Exporters elsewhere in Asia that ship their goods to Japan could also suffer from a pullback in consumer demand, according to a new report by Credit Suisse.
Malaysia, Hong Kong and Singapore stand to be the most affected at first glance, said bank economist Santitarn Sathirathai. These three export the most to Japan in the region as a share of their annual economic output.
Malaysia's total exports to Japan amount to 8.1 per cent of its gross domestic product, while Hong Kong's come to 6.4 per cent and Singapore's stand at 6 per cent, Sathirathai noted.
But he added that this data is "potentially misleading" for two reasons.
One is that not all exports that go to Japan are meant to be bought by the consumers in that country. Such shipments "may not go to meet final demand in Japan but are used to manufacture final products that are then exported elsewhere", he said.

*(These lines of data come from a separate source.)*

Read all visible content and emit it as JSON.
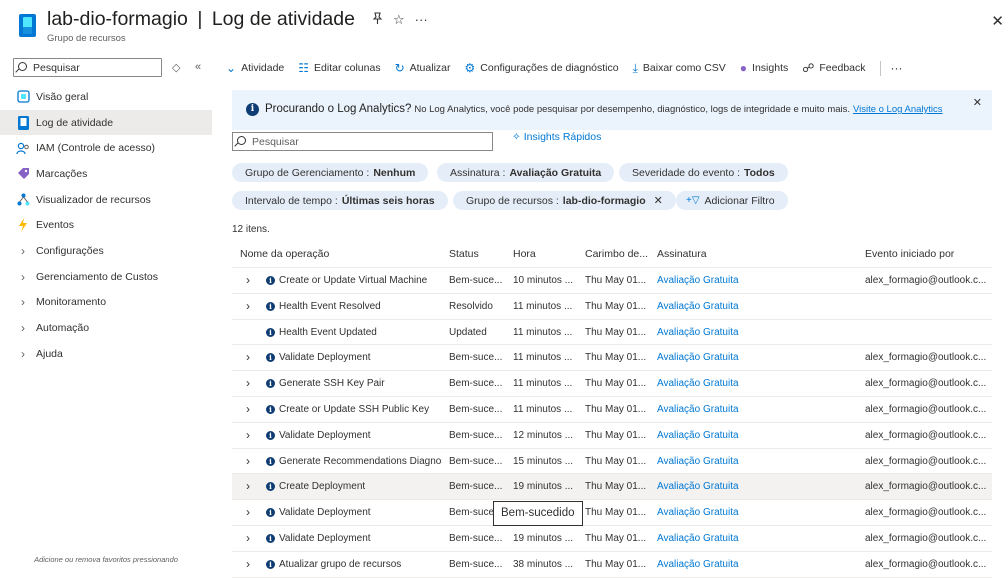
{
  "header": {
    "resource_name": "lab-dio-formagio",
    "separator": "|",
    "page_name": "Log de atividade",
    "subtitle": "Grupo de recursos",
    "pin_icon": "pin-icon",
    "star_icon": "star-icon",
    "more_icon": "ellipsis-icon",
    "close_icon": "close-icon"
  },
  "sidebar": {
    "search_placeholder": "Pesquisar",
    "items": [
      {
        "label": "Visão geral",
        "icon": "overview-icon",
        "active": false,
        "expandable": false
      },
      {
        "label": "Log de atividade",
        "icon": "activity-log-icon",
        "active": true,
        "expandable": false
      },
      {
        "label": "IAM (Controle de acesso)",
        "icon": "iam-icon",
        "active": false,
        "expandable": false
      },
      {
        "label": "Marcações",
        "icon": "tag-icon",
        "active": false,
        "expandable": false
      },
      {
        "label": "Visualizador de recursos",
        "icon": "resource-visualizer-icon",
        "active": false,
        "expandable": false
      },
      {
        "label": "Eventos",
        "icon": "events-icon",
        "active": false,
        "expandable": false
      },
      {
        "label": "Configurações",
        "icon": "chevron-right-icon",
        "active": false,
        "expandable": true
      },
      {
        "label": "Gerenciamento de Custos",
        "icon": "chevron-right-icon",
        "active": false,
        "expandable": true
      },
      {
        "label": "Monitoramento",
        "icon": "chevron-right-icon",
        "active": false,
        "expandable": true
      },
      {
        "label": "Automação",
        "icon": "chevron-right-icon",
        "active": false,
        "expandable": true
      },
      {
        "label": "Ajuda",
        "icon": "chevron-right-icon",
        "active": false,
        "expandable": true
      }
    ],
    "footer": "Adicione ou remova favoritos pressionando"
  },
  "toolbar": {
    "activity": "Atividade",
    "edit_columns": "Editar colunas",
    "refresh": "Atualizar",
    "diagnostic": "Configurações de diagnóstico",
    "download_csv": "Baixar como CSV",
    "insights": "Insights",
    "feedback": "Feedback",
    "more": "···"
  },
  "banner": {
    "title": "Procurando o Log Analytics?",
    "description": "No Log Analytics, você pode pesquisar por desempenho, diagnóstico, logs de integridade e muito mais.",
    "link": "Visite o Log Analytics"
  },
  "filters": {
    "search_placeholder": "Pesquisar",
    "quick_insights": "Insights Rápidos",
    "pills": [
      {
        "key": "Grupo de Gerenciamento :",
        "value": "Nenhum",
        "removable": false
      },
      {
        "key": "Assinatura :",
        "value": "Avaliação Gratuita",
        "removable": false
      },
      {
        "key": "Severidade do evento :",
        "value": "Todos",
        "removable": false
      },
      {
        "key": "Intervalo de tempo :",
        "value": "Últimas seis horas",
        "removable": false
      },
      {
        "key": "Grupo de recursos :",
        "value": "lab-dio-formagio",
        "removable": true
      }
    ],
    "add_filter": "Adicionar Filtro"
  },
  "count_text": "12 itens.",
  "table": {
    "columns": [
      "Nome da operação",
      "Status",
      "Hora",
      "Carimbo de...",
      "Assinatura",
      "Evento iniciado por"
    ],
    "rows": [
      {
        "expandable": true,
        "operation": "Create or Update Virtual Machine",
        "status": "Bem-suce...",
        "time": "10 minutos ...",
        "timestamp": "Thu May 01...",
        "subscription": "Avaliação Gratuita",
        "initiated_by": "alex_formagio@outlook.c..."
      },
      {
        "expandable": true,
        "operation": "Health Event Resolved",
        "status": "Resolvido",
        "time": "11 minutos ...",
        "timestamp": "Thu May 01...",
        "subscription": "Avaliação Gratuita",
        "initiated_by": ""
      },
      {
        "expandable": false,
        "operation": "Health Event Updated",
        "status": "Updated",
        "time": "11 minutos ...",
        "timestamp": "Thu May 01...",
        "subscription": "Avaliação Gratuita",
        "initiated_by": ""
      },
      {
        "expandable": true,
        "operation": "Validate Deployment",
        "status": "Bem-suce...",
        "time": "11 minutos ...",
        "timestamp": "Thu May 01...",
        "subscription": "Avaliação Gratuita",
        "initiated_by": "alex_formagio@outlook.c..."
      },
      {
        "expandable": true,
        "operation": "Generate SSH Key Pair",
        "status": "Bem-suce...",
        "time": "11 minutos ...",
        "timestamp": "Thu May 01...",
        "subscription": "Avaliação Gratuita",
        "initiated_by": "alex_formagio@outlook.c..."
      },
      {
        "expandable": true,
        "operation": "Create or Update SSH Public Key",
        "status": "Bem-suce...",
        "time": "11 minutos ...",
        "timestamp": "Thu May 01...",
        "subscription": "Avaliação Gratuita",
        "initiated_by": "alex_formagio@outlook.c..."
      },
      {
        "expandable": true,
        "operation": "Validate Deployment",
        "status": "Bem-suce...",
        "time": "12 minutos ...",
        "timestamp": "Thu May 01...",
        "subscription": "Avaliação Gratuita",
        "initiated_by": "alex_formagio@outlook.c..."
      },
      {
        "expandable": true,
        "operation": "Generate Recommendations Diagnostics",
        "status": "Bem-suce...",
        "time": "15 minutos ...",
        "timestamp": "Thu May 01...",
        "subscription": "Avaliação Gratuita",
        "initiated_by": "alex_formagio@outlook.c..."
      },
      {
        "expandable": true,
        "operation": "Create Deployment",
        "status": "Bem-suce...",
        "time": "19 minutos ...",
        "timestamp": "Thu May 01...",
        "subscription": "Avaliação Gratuita",
        "initiated_by": "alex_formagio@outlook.c...",
        "highlighted": true
      },
      {
        "expandable": true,
        "operation": "Validate Deployment",
        "status": "Bem-suce...",
        "time": "19 minutos ...",
        "timestamp": "Thu May 01...",
        "subscription": "Avaliação Gratuita",
        "initiated_by": "alex_formagio@outlook.c..."
      },
      {
        "expandable": true,
        "operation": "Validate Deployment",
        "status": "Bem-suce...",
        "time": "19 minutos ...",
        "timestamp": "Thu May 01...",
        "subscription": "Avaliação Gratuita",
        "initiated_by": "alex_formagio@outlook.c..."
      },
      {
        "expandable": true,
        "operation": "Atualizar grupo de recursos",
        "status": "Bem-suce...",
        "time": "38 minutos ...",
        "timestamp": "Thu May 01...",
        "subscription": "Avaliação Gratuita",
        "initiated_by": "alex_formagio@outlook.c..."
      }
    ]
  },
  "tooltip": "Bem-sucedido",
  "colors": {
    "accent": "#0078d4",
    "banner_bg": "#ebf3fc",
    "pill_bg": "#e5eef8",
    "info_icon": "#0f3d73",
    "selected_bg": "#edebe9"
  }
}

Therefore, even if local consumer spending in Japan slows down, it may not affect demand for these exports.
The other reason is that some exports that countries such as Malaysia sell to Japan are consumer essentials, such as energy products.
Demand for such products is likely to be less sensitive to short-term fluctuations in spending, Mr Sathirathai said.
The bulk of Singapore's exports to Japan are machinery and transport products.
These items are among those that consumers stocked up on right before the rise in the sales tax, so they may be vulnerable to changes in spending decisions, he noted.
On the whole, however, it appears that the Philippines and Thailand may be the economies in Asia most affected by a potential slowdown in household spending in Japan, Mr Sathirathai's analysis shows.
A "significant proportion" of their exports are products where price changes have a large effect on demand, he said.
These include textiles and transport and electrical equipment.
"Philippine exports to Japan also look to have benefited from the front-loading of Japanese household spending ahead of the (sales tax) hike," he added.
"As a result, the likely correction in exports to Japan from the Philippines will probably be more severe than in other countries in the second half of this year."
He estimates that for every 1 per cent decline in Japanese household spending, the Philippines' exports to Japan will fall by 2.8 per cent, while Thailand's exports to Japan will drop by 2.7 per cent.
This could result in a "material negative" impact on the economic growth of these two countries in the April to September period, Mr Sathirathai said.
For the full year, the dent in exports to Japan could shave 0.18 percentage points off the Philippines' full-year economic growth and 0.24 percentage points off Thailand's.
The impact on Singapore's exports is expected to be negligible, he added.
The report from Credit Suisse last week also predicts that household spending in Japan will not pick up meaningfully until the middle of next year.
"Our analysis indicates that the negative impact of a tax hike increases gradually before dying out after around five quarters, which in the current context suggests that the impact of the April 1 consumption tax hike will probably be felt continuously into the first quarter of 2015," said analysts Hiromichi Shirakawa and Takashi Shiono.